Journey to Bering Land Bridge National Preserve

Nancy Bandley continues her great series of travel adventures in our national parks of Alaska. Today we're at the Bering Land Bridge located near the northwest corner of the state. As with most of Nancy's articles, after having read about these places, I am now wanting to see them some day with my own eyes.


Ice Age Land Bridge at Bering StraightLand bridges are not unique; Australia was once linked to both Tasmania and Papua New Guinea, the British Isles were linked to the European Continent and Sumatra, and Java and Borneo were once linked to the Asian Continent. What differs with Bering Land Bridge is that it served as a migration route from the Asian Continent into North America, of not only people, but mammals like cats, which evolved into our Saber Tooth Tiger (now extinct), and Tyrannosaurus Rex, also, thank you, extinct.

During the Pleistocene Ice Age (22,000 to 15, 000 years ago) , the land mass between Asia and North America was most likely connected by a "bridge" around 1,000 miles wide (see graphic). As the Ice Ages grew and receded, this land mass was exposed to allow for what is believed to be the first human migration to North America. When an Ice Age descends on the world, the waters of the seas, become sheets of ice several miles thick covering the continents. As this water is no longer in the seas, masses of land become exposed, forming the "bridge". As the ice recedes, the water again melts into the seas and the ocean level rises, covering the "bridge".

Serpentine Hot Springs at Bering Land Bridge : NPS PhotoThe preserve today contains no permanent ice sheets, it is a very dry area. The temperature soars to a rousing 50 degrees in the summer, and in the winter ranges from minus 15 to minus 50. There are no roads here (now where have I said that before?) but also no permanent buildings, or other infrastructure. The preserve is on an island named Little Diomide. Big Diomide Island is located 55 miles away, across the Chukchi Sea, in Russia. The landscape shows it's volcanic origins with sand dunes, lava flows, ash deposits and steam explosion craters called maars. The largest maar is called Devils Lake. The landscape does remind one of what a depiction of hell would be.

The only way to get here is bush plane, and you land on the beach. The plane flies first down the beach checking for any obstacles moved during the winter by the ice bergs which still occupy the Chukchi Sea. If it's clear, the landing happens between the sea, filled with bergs, and the short sand dunes. As we landed the sand hill cranes raced over the dunes. I had always thought these birds were rather fragile creatures due to their endangered status. But, I had to re-think that due to their existence here, so far to the north and in such an inhospitable land. It is kind of awesome to stand on this beach and realize that the Russian border (in water) was only about 3 miles away, that we were much closer to Russia than to Anchorage, and that our ancestors probably came across at this point around 15,000 years ago. We also see Caribou. I am told there are wolves, grizzly, and in winter, polar bears.

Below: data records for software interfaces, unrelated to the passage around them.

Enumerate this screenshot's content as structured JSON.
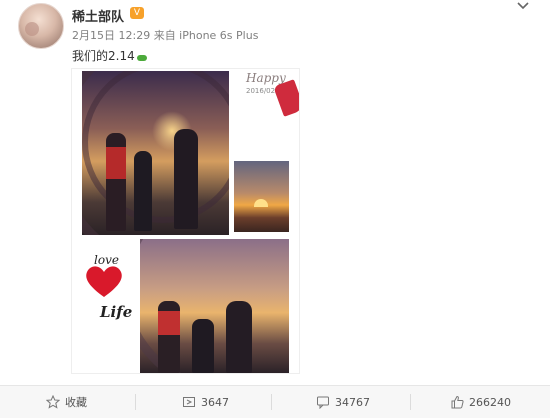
{
  "post": {
    "username": "稀土部队",
    "badge": "V",
    "meta": "2月15日 12:29 来自 iPhone 6s Plus",
    "text": "我们的2.14"
  },
  "collage": {
    "happy_text": "Happy",
    "happy_date": "2016/02",
    "love_text": "love",
    "life_text": "Life"
  },
  "actions": {
    "favorite_label": "收藏",
    "repost_count": "3647",
    "comment_count": "34767",
    "like_count": "266240"
  },
  "colors": {
    "heart": "#d9192b",
    "action_bar": "#f7f7f7"
  }
}
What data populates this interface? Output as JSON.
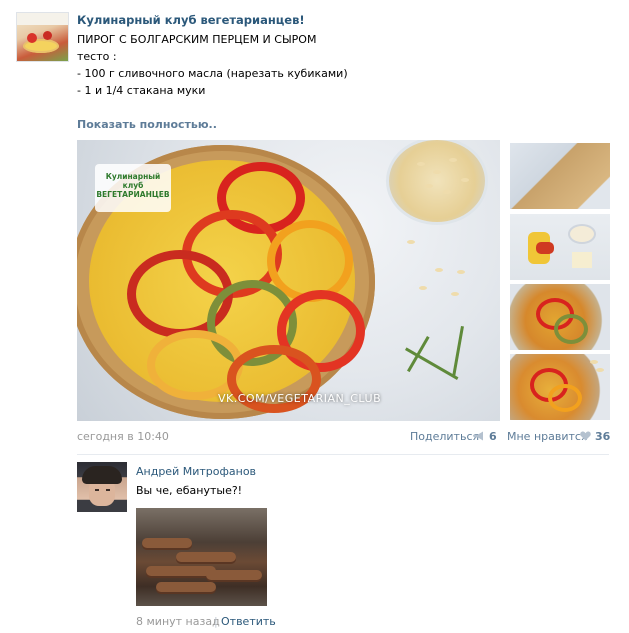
{
  "post": {
    "group_name": "Кулинарный клуб вегетарианцев!",
    "lines": [
      "ПИРОГ С БОЛГАРСКИМ ПЕРЦЕМ И СЫРОМ",
      "",
      "тесто :",
      "- 100 г сливочного масла (нарезать кубиками)",
      "- 1 и 1/4 стакана муки"
    ],
    "show_more": "Показать полностью..",
    "photo_logo_text": "Кулинарный клуб ВЕГЕТАРИАНЦЕВ",
    "photo_watermark": "VK.COM/VEGETARIAN_CLUB",
    "date": "сегодня в 10:40",
    "share_label": "Поделиться",
    "share_count": "6",
    "like_label": "Мне нравится",
    "like_count": "36"
  },
  "comment": {
    "author": "Андрей Митрофанов",
    "text": "Вы че, ебанутые?!",
    "time": "8 минут назад",
    "separator": "|",
    "reply_label": "Ответить"
  },
  "colors": {
    "link": "#2b587a",
    "muted_link": "#5e7c98",
    "meta_gray": "#999999",
    "icon_gray": "#b4c1cf"
  },
  "icons": {
    "share": "megaphone-icon",
    "like": "heart-icon"
  }
}
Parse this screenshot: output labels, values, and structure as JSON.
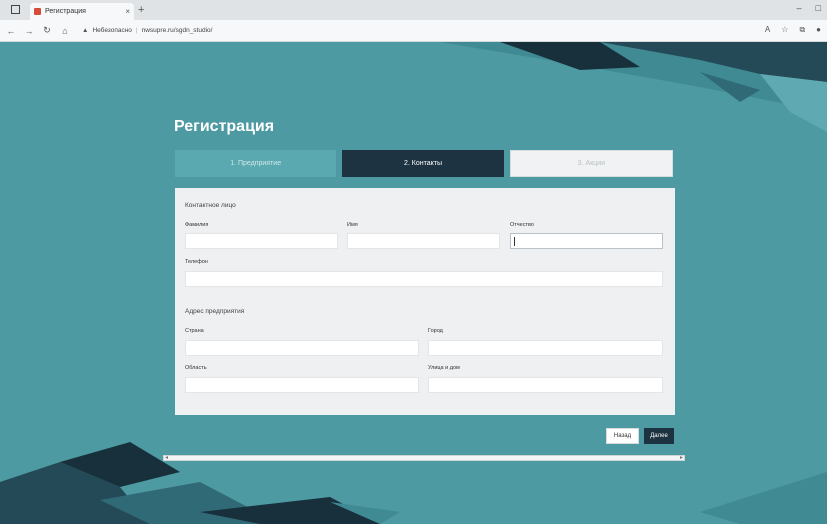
{
  "browser": {
    "tab_title": "Регистрация",
    "tab_close": "×",
    "new_tab": "+",
    "url_warning": "Небезопасно",
    "url": "nwsupre.ru/sgdn_studio/",
    "window_controls": [
      "–",
      "□"
    ]
  },
  "page": {
    "title": "Регистрация"
  },
  "steps": [
    {
      "label": "1. Предприятие",
      "state": "done"
    },
    {
      "label": "2. Контакты",
      "state": "active"
    },
    {
      "label": "3. Акции",
      "state": "pending"
    }
  ],
  "form": {
    "contact_section": "Контактное лицо",
    "surname_label": "Фамилия",
    "name_label": "Имя",
    "patronymic_label": "Отчество",
    "phone_label": "Телефон",
    "address_section": "Адрес предприятия",
    "country_label": "Страна",
    "city_label": "Город",
    "region_label": "Область",
    "street_label": "Улица и дом"
  },
  "buttons": {
    "back": "Назад",
    "next": "Далее"
  },
  "colors": {
    "background": "#4d9aa3",
    "accent_dark": "#1e3341",
    "step_done": "#5aa9b0"
  }
}
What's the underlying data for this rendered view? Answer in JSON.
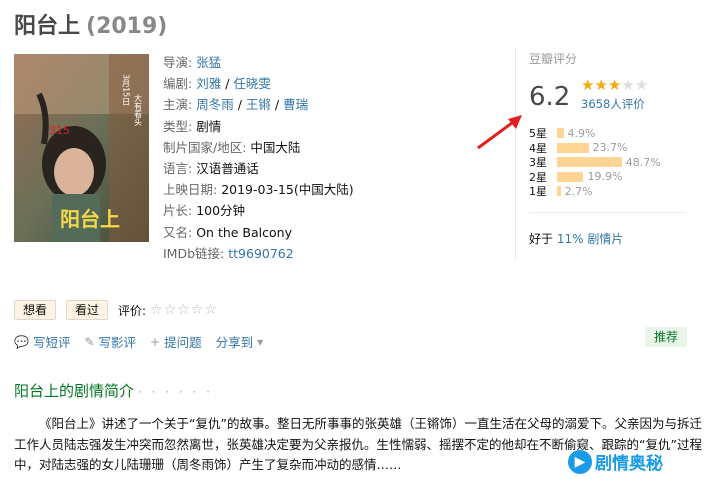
{
  "title": "阳台上",
  "year": "(2019)",
  "info": {
    "director_label": "导演:",
    "director": "张猛",
    "writer_label": "编剧:",
    "writer1": "刘雅",
    "writer_sep": " / ",
    "writer2": "任晓雯",
    "cast_label": "主演:",
    "cast1": "周冬雨",
    "cast2": "王锵",
    "cast3": "曹瑞",
    "genre_label": "类型:",
    "genre": "剧情",
    "country_label": "制片国家/地区:",
    "country": "中国大陆",
    "language_label": "语言:",
    "language": "汉语普通话",
    "release_label": "上映日期:",
    "release": "2019-03-15(中国大陆)",
    "runtime_label": "片长:",
    "runtime": "100分钟",
    "aka_label": "又名:",
    "aka": "On the Balcony",
    "imdb_label": "IMDb链接:",
    "imdb": "tt9690762"
  },
  "poster": {
    "title_text": "阳台上",
    "date_text": "3月15日",
    "slogan": "大有看头"
  },
  "rating": {
    "header": "豆瓣评分",
    "score": "6.2",
    "stars_filled": 3,
    "stars_total": 5,
    "votes": "3658人评价",
    "rows": [
      {
        "label": "5星",
        "pct": "4.9%",
        "value": 4.9
      },
      {
        "label": "4星",
        "pct": "23.7%",
        "value": 23.7
      },
      {
        "label": "3星",
        "pct": "48.7%",
        "value": 48.7
      },
      {
        "label": "2星",
        "pct": "19.9%",
        "value": 19.9
      },
      {
        "label": "1星",
        "pct": "2.7%",
        "value": 2.7
      }
    ],
    "better_prefix": "好于 ",
    "better_value": "11% 剧情片"
  },
  "actions": {
    "want": "想看",
    "seen": "看过",
    "rate_label": "评价:",
    "rate_stars": "☆☆☆☆☆"
  },
  "links": {
    "short_review": "写短评",
    "review": "写影评",
    "question": "提问题",
    "share": "分享到",
    "recommend": "推荐"
  },
  "section_title": "阳台上的剧情简介",
  "section_dots": "· · · · · ·",
  "summary": "《阳台上》讲述了一个关于“复仇”的故事。整日无所事事的张英雄（王锵饰）一直生活在父母的溺爱下。父亲因为与拆迁工作人员陆志强发生冲突而忽然离世，张英雄决定要为父亲报仇。生性懦弱、摇摆不定的他却在不断偷窥、跟踪的“复仇”过程中，对陆志强的女儿陆珊珊（周冬雨饰）产生了复杂而冲动的感情……",
  "watermark": "剧情奥秘",
  "colors": {
    "link": "#3377aa",
    "star": "#f8a80c",
    "bar": "#ffd596",
    "arrow": "#e02020",
    "section": "#007722"
  }
}
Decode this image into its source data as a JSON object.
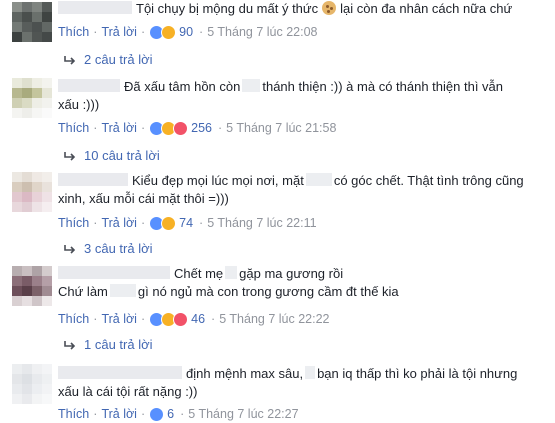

There is a movement afoot to make this park, along with several other Arctic National Parklands, into an international park called Beringia - the original name for this land. Beringia' s purpose is to bring together the peoples on both sides of the sea which share common ancestry, heritage, problems in existing in a harsh environment. A sort of shared heritage park - the NPS is currently working with the three Native Regional Corporations of Alaska to develop this idea of Presidents Bush and Gorbachev. Also under consideration is the study of the shared land of the polar bear habitat and seabirds migration and hatchery areas, and ways to preserve the area for that important function.